• **Work task**
Could you repeat the records below exactly, leaving the pictures out?

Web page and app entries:
········

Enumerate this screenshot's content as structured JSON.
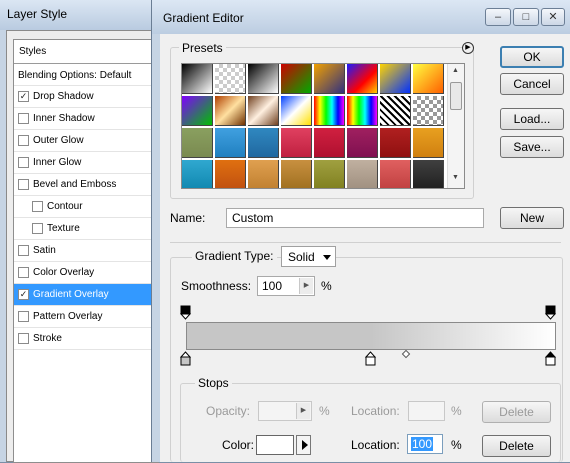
{
  "layer_style": {
    "title": "Layer Style",
    "styles_header": "Styles",
    "blending_options": "Blending Options: Default",
    "items": [
      {
        "label": "Drop Shadow",
        "checked": true,
        "selected": false,
        "indent": false
      },
      {
        "label": "Inner Shadow",
        "checked": false,
        "selected": false,
        "indent": false
      },
      {
        "label": "Outer Glow",
        "checked": false,
        "selected": false,
        "indent": false
      },
      {
        "label": "Inner Glow",
        "checked": false,
        "selected": false,
        "indent": false
      },
      {
        "label": "Bevel and Emboss",
        "checked": false,
        "selected": false,
        "indent": false
      },
      {
        "label": "Contour",
        "checked": false,
        "selected": false,
        "indent": true
      },
      {
        "label": "Texture",
        "checked": false,
        "selected": false,
        "indent": true
      },
      {
        "label": "Satin",
        "checked": false,
        "selected": false,
        "indent": false
      },
      {
        "label": "Color Overlay",
        "checked": false,
        "selected": false,
        "indent": false
      },
      {
        "label": "Gradient Overlay",
        "checked": true,
        "selected": true,
        "indent": false
      },
      {
        "label": "Pattern Overlay",
        "checked": false,
        "selected": false,
        "indent": false
      },
      {
        "label": "Stroke",
        "checked": false,
        "selected": false,
        "indent": false
      }
    ],
    "selected_color": "#3399ff"
  },
  "gradient_editor": {
    "title": "Gradient Editor",
    "window_buttons": {
      "minimize": "–",
      "maximize": "□",
      "close": "✕"
    },
    "presets_label": "Presets",
    "presets_menu_icon": "▶",
    "buttons": {
      "ok": "OK",
      "cancel": "Cancel",
      "load": "Load...",
      "save": "Save...",
      "new": "New"
    },
    "name_label": "Name:",
    "name_value": "Custom",
    "gradient_type_label": "Gradient Type:",
    "gradient_type_value": "Solid",
    "smoothness_label": "Smoothness:",
    "smoothness_value": "100",
    "smoothness_unit": "%",
    "gradient_stops": {
      "start_color": "#c6c6c6",
      "end_color": "#ffffff",
      "midpoint": 0.5
    },
    "stops": {
      "label": "Stops",
      "opacity_label": "Opacity:",
      "opacity_unit": "%",
      "opacity_location_label": "Location:",
      "opacity_location_unit": "%",
      "delete_label": "Delete",
      "color_label": "Color:",
      "color_value": "#ffffff",
      "color_location_label": "Location:",
      "color_location_value": "100",
      "color_location_unit": "%"
    }
  },
  "preset_swatches": [
    "linear-gradient(135deg,#000 0%,#fff 100%)",
    "repeating-conic-gradient(#ccc 0 25%,#fff 0 50%) 0 0/8px 8px",
    "linear-gradient(135deg,#000 0%,#fff 100%)",
    "linear-gradient(135deg,#c00 0%,#0a0 100%)",
    "linear-gradient(135deg,#f0a000 0%,#303080 100%)",
    "linear-gradient(135deg,#1a1aff 0%,#ff0000 60%,#ffd000 100%)",
    "linear-gradient(135deg,#ffd400 0%,#0030ff 100%)",
    "linear-gradient(135deg,#ffff40 0%,#ff6000 100%)",
    "linear-gradient(135deg,#8000ff 0%,#00c000 100%)",
    "linear-gradient(135deg,#b04000 0%,#ffe0a0 50%,#703000 100%)",
    "linear-gradient(135deg,#704020 0%,#fff0e0 50%,#704020 100%)",
    "linear-gradient(135deg,#0040ff 0%,#fff 50%,#ffe000 100%)",
    "linear-gradient(90deg,#f00,#ff0,#0f0,#0ff,#00f,#f0f)",
    "linear-gradient(90deg,#f00,#ff0,#0f0,#0ff,#00f,#f0f)",
    "repeating-linear-gradient(45deg,#000 0 2px,#fff 2px 5px)",
    "repeating-conic-gradient(#999 0 25%,#fff 0 50%) 0 0/8px 8px",
    "linear-gradient(#8aa060,#7a8a50)",
    "linear-gradient(#40a0e0,#2080c0)",
    "linear-gradient(#3088c0,#2068a0)",
    "linear-gradient(#e04060,#c02040)",
    "linear-gradient(#d02040,#b01030)",
    "linear-gradient(#a02060,#801050)",
    "linear-gradient(#b02020,#901010)",
    "linear-gradient(#e8a020,#d08010)",
    "linear-gradient(#30a8d0,#1088b0)",
    "linear-gradient(#e07010,#c05010)",
    "linear-gradient(#e0a050,#c08030)",
    "linear-gradient(#c89040,#a07020)",
    "linear-gradient(#a0a040,#808020)",
    "linear-gradient(#c0b0a0,#a09080)",
    "linear-gradient(#e06060,#c04040)",
    "linear-gradient(#404040,#202020)"
  ]
}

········

• **Written response**
Enumerate this screenshot's content as structured JSON.
{
  "layer_style": {
    "title": "Layer Style",
    "styles_header": "Styles",
    "blending_options": "Blending Options: Default",
    "items": [
      {
        "label": "Drop Shadow",
        "checked": true,
        "selected": false,
        "indent": false
      },
      {
        "label": "Inner Shadow",
        "checked": false,
        "selected": false,
        "indent": false
      },
      {
        "label": "Outer Glow",
        "checked": false,
        "selected": false,
        "indent": false
      },
      {
        "label": "Inner Glow",
        "checked": false,
        "selected": false,
        "indent": false
      },
      {
        "label": "Bevel and Emboss",
        "checked": false,
        "selected": false,
        "indent": false
      },
      {
        "label": "Contour",
        "checked": false,
        "selected": false,
        "indent": true
      },
      {
        "label": "Texture",
        "checked": false,
        "selected": false,
        "indent": true
      },
      {
        "label": "Satin",
        "checked": false,
        "selected": false,
        "indent": false
      },
      {
        "label": "Color Overlay",
        "checked": false,
        "selected": false,
        "indent": false
      },
      {
        "label": "Gradient Overlay",
        "checked": true,
        "selected": true,
        "indent": false
      },
      {
        "label": "Pattern Overlay",
        "checked": false,
        "selected": false,
        "indent": false
      },
      {
        "label": "Stroke",
        "checked": false,
        "selected": false,
        "indent": false
      }
    ],
    "selected_color": "#3399ff"
  },
  "gradient_editor": {
    "title": "Gradient Editor",
    "window_buttons": {
      "minimize": "–",
      "maximize": "□",
      "close": "✕"
    },
    "presets_label": "Presets",
    "presets_menu_icon": "▶",
    "buttons": {
      "ok": "OK",
      "cancel": "Cancel",
      "load": "Load...",
      "save": "Save...",
      "new": "New"
    },
    "name_label": "Name:",
    "name_value": "Custom",
    "gradient_type_label": "Gradient Type:",
    "gradient_type_value": "Solid",
    "smoothness_label": "Smoothness:",
    "smoothness_value": "100",
    "smoothness_unit": "%",
    "gradient_stops": {
      "start_color": "#c6c6c6",
      "end_color": "#ffffff",
      "midpoint": 0.5
    },
    "stops": {
      "label": "Stops",
      "opacity_label": "Opacity:",
      "opacity_unit": "%",
      "opacity_location_label": "Location:",
      "opacity_location_unit": "%",
      "delete_label": "Delete",
      "color_label": "Color:",
      "color_value": "#ffffff",
      "color_location_label": "Location:",
      "color_location_value": "100",
      "color_location_unit": "%"
    }
  },
  "preset_swatches": [
    "linear-gradient(135deg,#000 0%,#fff 100%)",
    "repeating-conic-gradient(#ccc 0 25%,#fff 0 50%) 0 0/8px 8px",
    "linear-gradient(135deg,#000 0%,#fff 100%)",
    "linear-gradient(135deg,#c00 0%,#0a0 100%)",
    "linear-gradient(135deg,#f0a000 0%,#303080 100%)",
    "linear-gradient(135deg,#1a1aff 0%,#ff0000 60%,#ffd000 100%)",
    "linear-gradient(135deg,#ffd400 0%,#0030ff 100%)",
    "linear-gradient(135deg,#ffff40 0%,#ff6000 100%)",
    "linear-gradient(135deg,#8000ff 0%,#00c000 100%)",
    "linear-gradient(135deg,#b04000 0%,#ffe0a0 50%,#703000 100%)",
    "linear-gradient(135deg,#704020 0%,#fff0e0 50%,#704020 100%)",
    "linear-gradient(135deg,#0040ff 0%,#fff 50%,#ffe000 100%)",
    "linear-gradient(90deg,#f00,#ff0,#0f0,#0ff,#00f,#f0f)",
    "linear-gradient(90deg,#f00,#ff0,#0f0,#0ff,#00f,#f0f)",
    "repeating-linear-gradient(45deg,#000 0 2px,#fff 2px 5px)",
    "repeating-conic-gradient(#999 0 25%,#fff 0 50%) 0 0/8px 8px",
    "linear-gradient(#8aa060,#7a8a50)",
    "linear-gradient(#40a0e0,#2080c0)",
    "linear-gradient(#3088c0,#2068a0)",
    "linear-gradient(#e04060,#c02040)",
    "linear-gradient(#d02040,#b01030)",
    "linear-gradient(#a02060,#801050)",
    "linear-gradient(#b02020,#901010)",
    "linear-gradient(#e8a020,#d08010)",
    "linear-gradient(#30a8d0,#1088b0)",
    "linear-gradient(#e07010,#c05010)",
    "linear-gradient(#e0a050,#c08030)",
    "linear-gradient(#c89040,#a07020)",
    "linear-gradient(#a0a040,#808020)",
    "linear-gradient(#c0b0a0,#a09080)",
    "linear-gradient(#e06060,#c04040)",
    "linear-gradient(#404040,#202020)"
  ]
}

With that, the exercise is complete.